▶ **Problem details**:
Show all lines of the listing that hold the word "labels".

▶ **Available data**:

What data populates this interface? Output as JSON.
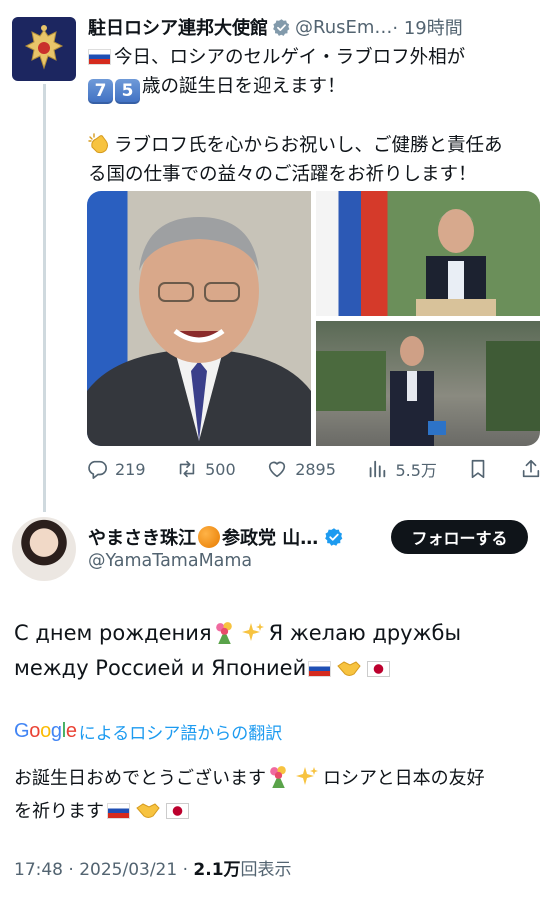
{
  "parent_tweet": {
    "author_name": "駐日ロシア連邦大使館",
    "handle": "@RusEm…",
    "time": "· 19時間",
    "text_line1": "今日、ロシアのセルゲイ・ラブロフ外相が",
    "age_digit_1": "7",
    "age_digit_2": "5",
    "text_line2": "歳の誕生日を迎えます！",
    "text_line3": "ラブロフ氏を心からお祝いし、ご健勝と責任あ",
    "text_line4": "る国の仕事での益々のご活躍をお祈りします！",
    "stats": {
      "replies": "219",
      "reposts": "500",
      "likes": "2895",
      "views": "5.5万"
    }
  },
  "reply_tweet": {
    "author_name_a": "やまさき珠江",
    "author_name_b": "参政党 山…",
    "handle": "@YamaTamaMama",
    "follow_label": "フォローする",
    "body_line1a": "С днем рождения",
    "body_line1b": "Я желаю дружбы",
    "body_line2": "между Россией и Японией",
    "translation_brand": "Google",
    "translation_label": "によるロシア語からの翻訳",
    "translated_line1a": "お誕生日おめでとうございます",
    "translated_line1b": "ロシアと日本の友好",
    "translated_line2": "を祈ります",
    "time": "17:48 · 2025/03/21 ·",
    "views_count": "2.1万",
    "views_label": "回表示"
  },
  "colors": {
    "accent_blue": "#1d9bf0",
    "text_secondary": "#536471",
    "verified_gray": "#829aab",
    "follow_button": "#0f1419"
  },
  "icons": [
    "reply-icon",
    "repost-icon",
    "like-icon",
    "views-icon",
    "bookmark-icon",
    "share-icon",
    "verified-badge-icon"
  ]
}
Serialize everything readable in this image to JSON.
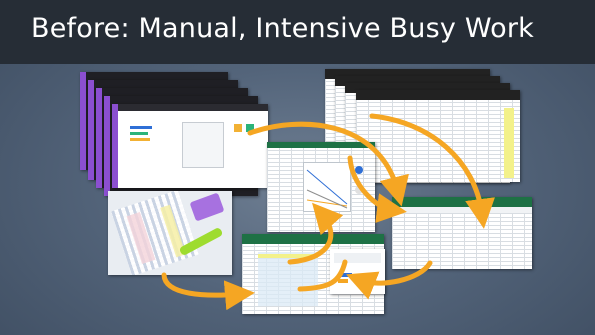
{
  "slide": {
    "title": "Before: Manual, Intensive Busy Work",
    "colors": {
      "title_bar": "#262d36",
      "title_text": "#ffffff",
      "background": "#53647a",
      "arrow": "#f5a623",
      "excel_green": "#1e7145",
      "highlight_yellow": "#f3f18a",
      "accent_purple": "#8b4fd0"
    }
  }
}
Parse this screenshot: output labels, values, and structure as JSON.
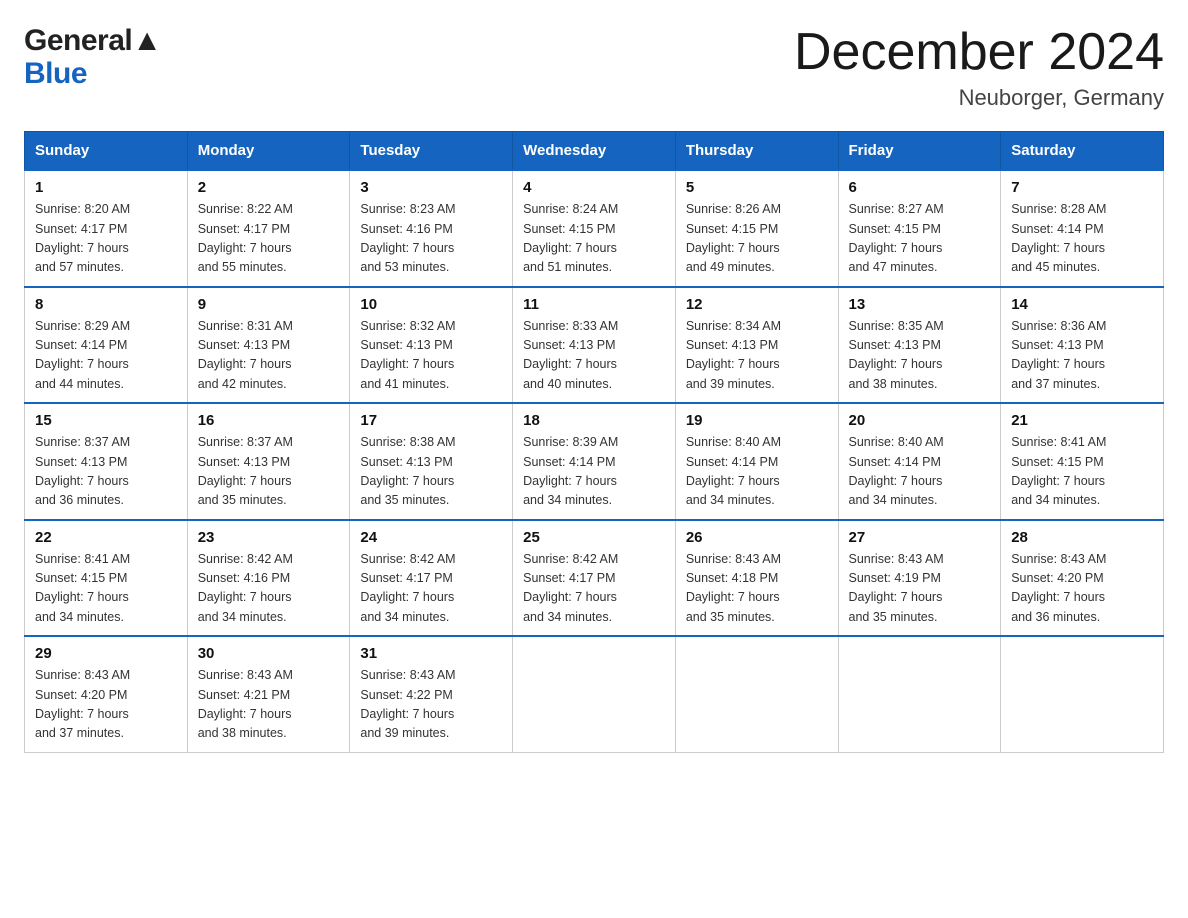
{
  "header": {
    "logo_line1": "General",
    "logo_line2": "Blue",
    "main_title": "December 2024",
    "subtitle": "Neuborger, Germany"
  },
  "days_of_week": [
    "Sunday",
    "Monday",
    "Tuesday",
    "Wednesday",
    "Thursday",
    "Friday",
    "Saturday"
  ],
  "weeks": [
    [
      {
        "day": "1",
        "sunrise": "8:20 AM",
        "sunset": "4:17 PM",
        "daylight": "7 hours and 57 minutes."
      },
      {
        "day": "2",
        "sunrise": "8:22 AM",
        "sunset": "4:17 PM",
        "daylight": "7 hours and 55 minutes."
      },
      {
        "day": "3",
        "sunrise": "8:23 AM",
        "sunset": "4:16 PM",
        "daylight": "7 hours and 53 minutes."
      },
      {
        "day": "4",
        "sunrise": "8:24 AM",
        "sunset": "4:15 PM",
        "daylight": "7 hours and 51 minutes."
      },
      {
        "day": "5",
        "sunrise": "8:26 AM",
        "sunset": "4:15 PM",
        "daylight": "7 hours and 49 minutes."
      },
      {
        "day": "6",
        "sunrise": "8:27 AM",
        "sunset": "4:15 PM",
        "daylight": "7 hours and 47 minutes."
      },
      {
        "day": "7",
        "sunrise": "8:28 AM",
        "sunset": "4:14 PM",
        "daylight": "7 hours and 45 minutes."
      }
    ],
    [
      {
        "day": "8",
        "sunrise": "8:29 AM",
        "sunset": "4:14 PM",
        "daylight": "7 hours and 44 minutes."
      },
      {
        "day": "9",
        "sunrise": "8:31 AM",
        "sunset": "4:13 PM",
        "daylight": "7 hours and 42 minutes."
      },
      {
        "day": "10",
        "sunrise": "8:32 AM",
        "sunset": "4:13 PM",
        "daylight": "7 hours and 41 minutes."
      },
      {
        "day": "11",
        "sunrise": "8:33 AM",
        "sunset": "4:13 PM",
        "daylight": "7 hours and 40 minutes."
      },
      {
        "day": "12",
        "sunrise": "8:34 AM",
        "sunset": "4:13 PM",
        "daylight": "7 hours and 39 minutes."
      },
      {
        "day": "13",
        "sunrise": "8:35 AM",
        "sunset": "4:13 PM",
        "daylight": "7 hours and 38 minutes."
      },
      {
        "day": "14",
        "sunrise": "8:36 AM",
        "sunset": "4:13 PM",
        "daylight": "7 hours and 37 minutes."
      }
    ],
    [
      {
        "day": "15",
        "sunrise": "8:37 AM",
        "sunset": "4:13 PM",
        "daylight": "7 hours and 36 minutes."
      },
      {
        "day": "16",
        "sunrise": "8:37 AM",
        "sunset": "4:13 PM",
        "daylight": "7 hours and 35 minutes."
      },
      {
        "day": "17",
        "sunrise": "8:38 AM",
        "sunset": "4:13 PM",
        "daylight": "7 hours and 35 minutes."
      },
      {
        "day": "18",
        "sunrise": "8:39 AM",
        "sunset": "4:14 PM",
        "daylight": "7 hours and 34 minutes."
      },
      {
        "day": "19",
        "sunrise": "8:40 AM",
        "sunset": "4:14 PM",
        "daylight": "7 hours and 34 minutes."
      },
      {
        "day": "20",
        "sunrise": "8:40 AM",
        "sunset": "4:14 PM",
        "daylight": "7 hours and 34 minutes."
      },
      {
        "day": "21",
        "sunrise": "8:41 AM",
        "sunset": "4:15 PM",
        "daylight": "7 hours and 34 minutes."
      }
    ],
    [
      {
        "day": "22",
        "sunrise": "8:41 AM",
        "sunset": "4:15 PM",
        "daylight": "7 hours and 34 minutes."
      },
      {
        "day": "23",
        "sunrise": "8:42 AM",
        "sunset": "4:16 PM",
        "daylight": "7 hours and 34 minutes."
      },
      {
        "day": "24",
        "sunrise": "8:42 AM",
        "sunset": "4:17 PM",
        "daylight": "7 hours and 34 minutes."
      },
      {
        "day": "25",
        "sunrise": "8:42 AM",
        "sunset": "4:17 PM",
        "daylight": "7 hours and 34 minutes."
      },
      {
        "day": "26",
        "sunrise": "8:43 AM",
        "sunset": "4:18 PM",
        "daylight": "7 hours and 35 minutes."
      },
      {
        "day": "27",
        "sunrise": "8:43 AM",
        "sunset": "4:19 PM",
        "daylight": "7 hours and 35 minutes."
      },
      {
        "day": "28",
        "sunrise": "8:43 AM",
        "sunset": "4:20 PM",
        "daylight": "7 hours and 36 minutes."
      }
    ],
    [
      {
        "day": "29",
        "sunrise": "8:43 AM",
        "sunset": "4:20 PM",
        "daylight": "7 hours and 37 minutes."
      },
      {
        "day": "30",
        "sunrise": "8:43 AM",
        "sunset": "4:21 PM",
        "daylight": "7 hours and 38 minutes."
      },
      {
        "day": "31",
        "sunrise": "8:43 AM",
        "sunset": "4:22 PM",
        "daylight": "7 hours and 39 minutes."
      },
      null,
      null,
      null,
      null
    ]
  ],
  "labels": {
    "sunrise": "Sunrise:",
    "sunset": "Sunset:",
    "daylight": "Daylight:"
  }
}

▶ **Solution to the exercise**:
Parse this screenshot: output labels, values, and structure as JSON.
  "labels": {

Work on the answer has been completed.